The Indian team is led by Pharmexcil, the Pharmaceuticals Export Promotion Council of India, which has been set up by Minister Sharma’s Ministry of Commerce and Industry and is India’s powerful promoter of its $ 10 b pharmaceutical exports.
Welcoming the delegation, Deputy Minister Herath said: “We warmly welcome the strong delegation from India and as our Minister of Industry and Commerce Rishad Bathiudeen already announced, your arrival in such a short period shows Minister Sharma’s sincerity to implement the proposed pharma hub in Sri Lanka and to increase bilateral trade levels.”
Ministry Secretary Siriwardene addressing the delegation added: “We welcome you to develop our pharmaceutical manufacturing sector here. We have no doubts that you can upgrade our pharma industry in terms of quality, quality and diversity as we find there is a huge gap between domestic demand and supply and also potentials for export manufacturing. Let us partner for win-win outcome.”
During his presentation, Dr. Appaji revealed: “On a year-on-year basis, India’s pharma exports to Sri Lanka increased by 15.95% in 2011 to $ 126.9 m, of which 93% were formulations followed by bulk (7%) and herbals (0.15%).
The top three drugs sent to Sri Lanka from India are Amoxycilline (antibiotic), glucose liquid, and diloxanide furoate (for intestine/stomach issues). Our data shows Singapore (30.3%), China (28.6%), India (24.8%), Germany (4.5%), and Netherlands (3.1%) to be the top five suppliers on Sri Lanka’s bulk drug (pharmaceutical ingredients/raw material used to produce tablets, pills, syrups, etc.).”
Advising on the possible best pharma manufacturing strategy for Sri Lanka, Dr. Appaji added: “It is better to focus on export oriented manufacturing aimed at the huge $ 956 billion global pharma market which is growing by 5% annually and expected to be $ 1200 b by 2016. In fact, we are talking of $ 1.1 trillion global generic drug opportunity here.

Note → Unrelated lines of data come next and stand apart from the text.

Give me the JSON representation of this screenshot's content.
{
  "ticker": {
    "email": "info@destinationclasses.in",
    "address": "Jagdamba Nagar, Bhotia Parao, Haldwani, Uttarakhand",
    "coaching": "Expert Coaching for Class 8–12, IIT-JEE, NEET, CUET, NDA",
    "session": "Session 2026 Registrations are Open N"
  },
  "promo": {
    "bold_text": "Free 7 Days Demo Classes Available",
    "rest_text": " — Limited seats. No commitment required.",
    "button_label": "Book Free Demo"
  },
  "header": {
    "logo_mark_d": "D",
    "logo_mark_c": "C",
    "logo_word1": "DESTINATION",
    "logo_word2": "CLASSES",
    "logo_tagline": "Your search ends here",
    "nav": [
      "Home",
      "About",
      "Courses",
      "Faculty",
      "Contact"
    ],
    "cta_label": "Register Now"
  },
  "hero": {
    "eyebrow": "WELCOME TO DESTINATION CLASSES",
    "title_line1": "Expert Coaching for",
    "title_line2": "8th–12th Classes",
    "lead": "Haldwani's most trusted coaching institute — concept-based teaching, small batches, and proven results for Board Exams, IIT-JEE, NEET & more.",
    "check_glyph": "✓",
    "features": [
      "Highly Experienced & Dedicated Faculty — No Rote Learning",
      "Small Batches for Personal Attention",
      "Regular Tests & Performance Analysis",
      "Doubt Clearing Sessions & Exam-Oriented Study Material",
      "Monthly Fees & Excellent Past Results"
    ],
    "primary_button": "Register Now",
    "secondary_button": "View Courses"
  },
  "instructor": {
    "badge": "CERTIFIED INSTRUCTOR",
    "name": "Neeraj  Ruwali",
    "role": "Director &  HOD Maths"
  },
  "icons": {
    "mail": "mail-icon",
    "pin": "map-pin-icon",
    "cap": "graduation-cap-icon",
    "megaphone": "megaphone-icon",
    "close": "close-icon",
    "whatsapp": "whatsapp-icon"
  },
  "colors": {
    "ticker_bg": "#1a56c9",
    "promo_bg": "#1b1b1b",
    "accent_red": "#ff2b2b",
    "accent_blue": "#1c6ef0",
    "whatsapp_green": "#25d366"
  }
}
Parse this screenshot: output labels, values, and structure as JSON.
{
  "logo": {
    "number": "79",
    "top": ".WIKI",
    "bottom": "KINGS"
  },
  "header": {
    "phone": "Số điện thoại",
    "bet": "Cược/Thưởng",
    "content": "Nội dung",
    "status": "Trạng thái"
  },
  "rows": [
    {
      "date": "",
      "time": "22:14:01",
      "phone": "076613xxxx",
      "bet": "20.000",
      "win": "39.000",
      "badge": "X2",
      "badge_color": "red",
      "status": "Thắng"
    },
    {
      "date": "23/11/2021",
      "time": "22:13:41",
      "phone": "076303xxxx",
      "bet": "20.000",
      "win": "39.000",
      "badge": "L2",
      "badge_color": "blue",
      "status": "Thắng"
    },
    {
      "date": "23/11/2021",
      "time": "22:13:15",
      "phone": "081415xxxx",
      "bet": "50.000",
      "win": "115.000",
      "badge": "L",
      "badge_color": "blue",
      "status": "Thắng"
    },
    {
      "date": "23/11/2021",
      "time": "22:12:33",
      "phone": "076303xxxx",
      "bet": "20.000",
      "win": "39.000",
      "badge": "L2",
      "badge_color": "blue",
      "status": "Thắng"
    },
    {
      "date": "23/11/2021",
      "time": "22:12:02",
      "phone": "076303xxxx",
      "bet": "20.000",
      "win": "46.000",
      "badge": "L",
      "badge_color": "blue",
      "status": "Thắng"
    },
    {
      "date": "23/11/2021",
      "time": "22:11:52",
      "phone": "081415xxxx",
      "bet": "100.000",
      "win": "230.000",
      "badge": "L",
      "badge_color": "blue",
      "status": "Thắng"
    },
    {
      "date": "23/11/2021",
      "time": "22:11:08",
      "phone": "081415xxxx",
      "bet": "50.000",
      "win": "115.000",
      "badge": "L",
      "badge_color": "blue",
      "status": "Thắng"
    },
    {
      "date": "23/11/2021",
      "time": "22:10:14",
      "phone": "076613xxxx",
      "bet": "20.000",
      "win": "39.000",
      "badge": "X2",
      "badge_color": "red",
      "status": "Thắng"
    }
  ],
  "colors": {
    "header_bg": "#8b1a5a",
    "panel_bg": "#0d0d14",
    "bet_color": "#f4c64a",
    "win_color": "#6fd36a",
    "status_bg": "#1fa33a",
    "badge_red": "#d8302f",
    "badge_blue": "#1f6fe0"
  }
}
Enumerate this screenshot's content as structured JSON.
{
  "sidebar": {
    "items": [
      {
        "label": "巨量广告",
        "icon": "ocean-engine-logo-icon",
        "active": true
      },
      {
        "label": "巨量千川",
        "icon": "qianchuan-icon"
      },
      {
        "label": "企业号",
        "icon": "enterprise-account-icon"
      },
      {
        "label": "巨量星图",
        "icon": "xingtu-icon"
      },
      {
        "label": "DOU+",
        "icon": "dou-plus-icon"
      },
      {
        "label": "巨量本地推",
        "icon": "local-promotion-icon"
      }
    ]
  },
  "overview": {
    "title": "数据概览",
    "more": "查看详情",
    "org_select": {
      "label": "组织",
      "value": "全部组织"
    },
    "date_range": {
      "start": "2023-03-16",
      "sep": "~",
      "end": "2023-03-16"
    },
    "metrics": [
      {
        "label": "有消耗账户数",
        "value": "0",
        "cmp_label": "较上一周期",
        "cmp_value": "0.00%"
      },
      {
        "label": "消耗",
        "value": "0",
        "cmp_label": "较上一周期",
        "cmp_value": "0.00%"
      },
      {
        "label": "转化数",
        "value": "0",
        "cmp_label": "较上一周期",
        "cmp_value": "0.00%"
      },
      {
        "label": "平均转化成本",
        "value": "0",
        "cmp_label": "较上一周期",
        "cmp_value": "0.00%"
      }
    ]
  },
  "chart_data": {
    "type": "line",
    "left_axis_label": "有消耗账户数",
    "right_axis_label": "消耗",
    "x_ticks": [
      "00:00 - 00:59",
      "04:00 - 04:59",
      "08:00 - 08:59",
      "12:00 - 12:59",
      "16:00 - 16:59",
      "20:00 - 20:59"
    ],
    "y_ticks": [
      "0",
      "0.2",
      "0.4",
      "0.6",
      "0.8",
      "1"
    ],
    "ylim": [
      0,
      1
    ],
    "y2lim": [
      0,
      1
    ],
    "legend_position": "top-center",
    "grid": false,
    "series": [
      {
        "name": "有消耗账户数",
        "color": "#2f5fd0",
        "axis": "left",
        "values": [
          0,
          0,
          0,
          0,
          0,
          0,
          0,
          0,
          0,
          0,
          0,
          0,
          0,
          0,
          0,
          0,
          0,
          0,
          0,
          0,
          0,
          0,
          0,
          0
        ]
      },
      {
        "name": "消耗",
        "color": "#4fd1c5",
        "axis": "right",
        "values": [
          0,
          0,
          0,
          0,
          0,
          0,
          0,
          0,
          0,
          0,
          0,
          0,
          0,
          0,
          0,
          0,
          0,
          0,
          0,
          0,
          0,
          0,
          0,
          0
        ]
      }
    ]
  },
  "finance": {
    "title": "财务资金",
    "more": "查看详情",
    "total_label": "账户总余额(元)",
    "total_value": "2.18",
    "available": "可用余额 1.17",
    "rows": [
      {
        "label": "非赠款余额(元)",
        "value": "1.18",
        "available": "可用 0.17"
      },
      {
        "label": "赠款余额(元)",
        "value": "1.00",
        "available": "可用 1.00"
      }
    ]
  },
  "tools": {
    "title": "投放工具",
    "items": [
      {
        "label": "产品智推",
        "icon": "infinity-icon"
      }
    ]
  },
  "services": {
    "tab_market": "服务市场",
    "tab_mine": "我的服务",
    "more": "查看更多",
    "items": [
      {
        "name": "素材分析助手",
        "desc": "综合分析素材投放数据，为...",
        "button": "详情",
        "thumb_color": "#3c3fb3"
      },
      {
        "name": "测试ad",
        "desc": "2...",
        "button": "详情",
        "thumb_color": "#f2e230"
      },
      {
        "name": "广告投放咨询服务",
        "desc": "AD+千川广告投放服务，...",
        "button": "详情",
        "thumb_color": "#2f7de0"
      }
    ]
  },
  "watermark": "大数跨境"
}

Just like India, Sri Lanka can also aim at exporting into this growth opportunity.”
Outlining the Sri Lankan pharmaceutical sector, Siriwrdene said: “The size of the local (Sri Lankan) market is $ 190 m (Rs. 25 billion) with local manufacturers’ contribution around $ 38 m (Rs. 5 billion). Demand growth is estimated to be 10-15% from 2011 to 2015. The pharma foreign investors can also make use of the concessions from FTAs Sri Lanka has with India and Pakistan, BIMSTEC and the Asia Pacific Trade Agreement.”